RALEIGH, N.C. (AP) — Members of the North Carolina General Assembly's new Republican majority showed with one of their first acts Thursday they want to add the state to the fight over the federal health care overhaul law.
The House Judiciary Committee voted 23-16 along party lines to approve legislation that aims to block a provision of the federal law requiring Americans to buy insurance beginning in 2014 or pay a penalty.
"This is designed to protect the vast majority of our citizens from what we believe is an unjustified incursion of government power," said House Majority Leader Paul Stam, R-Wake, who sponsored the bill. "It's the first time, as a condition of living and breathing, that you are required to buy a product."
The measure could see a vote in the full House as early as next week. If approved there, it would head to the GOP-dominated Senate.
Republican legislative candidates made challenging the health care law one of their top 10 campaign promises last fall.
GOP lawmakers said the bill is designed to force Attorney General Roy Cooper, a Democrat, to join 26 other states in a lawsuit challenging the constitutionality of the insurance mandate. Cooper has refused to join litigation by other states.
The bill would require the attorney general to defend any new state law banning the insurance mandate, as well as individuals who resist the federal provision.
"His oath of office requires him to enforce the laws that we pass," Stam said.
Cooper said he must uphold state and federal laws, but if they conflict, the U.S. Constitution and federal law prevails and the mandate must be enforced.
"A state law that authorizes North Carolina citizens to violate federal law could be found to be unconstitutional. The federal health law is deemed constitutional until the federal appellate courts conclude otherwise," he said in a statement.
Democrats argue that requiring people to purchase insurance reduces overall costs, including that of treating the uninsured.
"Is it your position that there are people in North Carolina that never require medical care?" House Minority Leader Joe Hackney, D-Orange, asked Stam. "You're saying that they have the right to have other people pay for it."
The federal law is designed to extend health care coverage to 32 million uninsured Americans and make coverage more affordable to millions of others by expanding the reach of Medicaid and creating new subsidies. Insurance companies would be prohibited from refusing coverage to people with illnesses and individuals could buy policies on newly created exchanges.
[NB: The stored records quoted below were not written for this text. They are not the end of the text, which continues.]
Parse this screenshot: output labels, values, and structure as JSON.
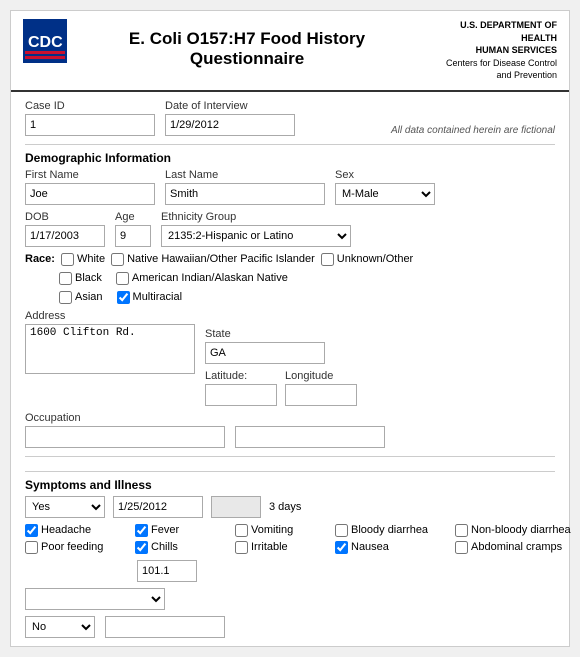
{
  "header": {
    "title": "E. Coli O157:H7 Food History Questionnaire",
    "dept_line1": "U.S. DEPARTMENT OF HEALTH",
    "dept_line2": "HUMAN SERVICES",
    "dept_line3": "Centers for Disease Control",
    "dept_line4": "and Prevention"
  },
  "case": {
    "id_label": "Case ID",
    "id_value": "1",
    "date_label": "Date of Interview",
    "date_value": "1/29/2012",
    "fictional_note": "All data contained herein are fictional"
  },
  "demographic": {
    "section_label": "Demographic Information",
    "first_name_label": "First Name",
    "first_name_value": "Joe",
    "last_name_label": "Last Name",
    "last_name_value": "Smith",
    "sex_label": "Sex",
    "sex_value": "M-Male",
    "dob_label": "DOB",
    "dob_value": "1/17/2003",
    "age_label": "Age",
    "age_value": "9",
    "ethnicity_label": "Ethnicity Group",
    "ethnicity_value": "2135:2-Hispanic or Latino",
    "race_label": "Race:",
    "race_options": [
      {
        "label": "White",
        "checked": false
      },
      {
        "label": "Native Hawaiian/Other Pacific Islander",
        "checked": false
      },
      {
        "label": "Unknown/Other",
        "checked": false
      },
      {
        "label": "Black",
        "checked": false
      },
      {
        "label": "American Indian/Alaskan Native",
        "checked": false
      },
      {
        "label": "Asian",
        "checked": false
      },
      {
        "label": "Multiracial",
        "checked": true
      }
    ],
    "address_label": "Address",
    "address_value": "1600 Clifton Rd.",
    "state_label": "State",
    "state_value": "GA",
    "latitude_label": "Latitude:",
    "longitude_label": "Longitude",
    "occupation_label": "Occupation"
  },
  "symptoms": {
    "section_label": "Symptoms and Illness",
    "ill_value": "Yes",
    "date_value": "1/25/2012",
    "duration": "3 days",
    "checkboxes": [
      {
        "label": "Headache",
        "checked": true
      },
      {
        "label": "Fever",
        "checked": true
      },
      {
        "label": "Vomiting",
        "checked": false
      },
      {
        "label": "Bloody diarrhea",
        "checked": false
      },
      {
        "label": "Non-bloody diarrhea",
        "checked": false
      },
      {
        "label": "Poor feeding",
        "checked": false
      },
      {
        "label": "Chills",
        "checked": true
      },
      {
        "label": "Irritable",
        "checked": false
      },
      {
        "label": "Nausea",
        "checked": true
      },
      {
        "label": "Abdominal cramps",
        "checked": false
      }
    ],
    "temp_value": "101.1",
    "no_value": "No"
  }
}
About one in five North Carolina residents under age 65 lacks health insurance, one of the country's worst percentages, according to Census Bureau data.
If the federal law's insurance requirement takes effect in 2014, more than half of the 1.6 million people without insurance would likely buy coverage, according to an estimate by legislative analysts. If the federal law survives to 2014 without the mandate, about 80 percent of the uninsured would stay that way, analysts estimated.
Democrats also questioned why North Carolina should spend thousands of dollars to join a fight other states are already waging when it has a $3.7 billion spending gap that must be closed in next year's recession-battered budget.
"Whatever costs are involved with fighting it out, why not let them pay? I don't see any reason we're jumping into that fight," said Rep. Phil Haire, D-Jackson.
"Adding our state to the lawsuit adds a little extra weight," Stam said.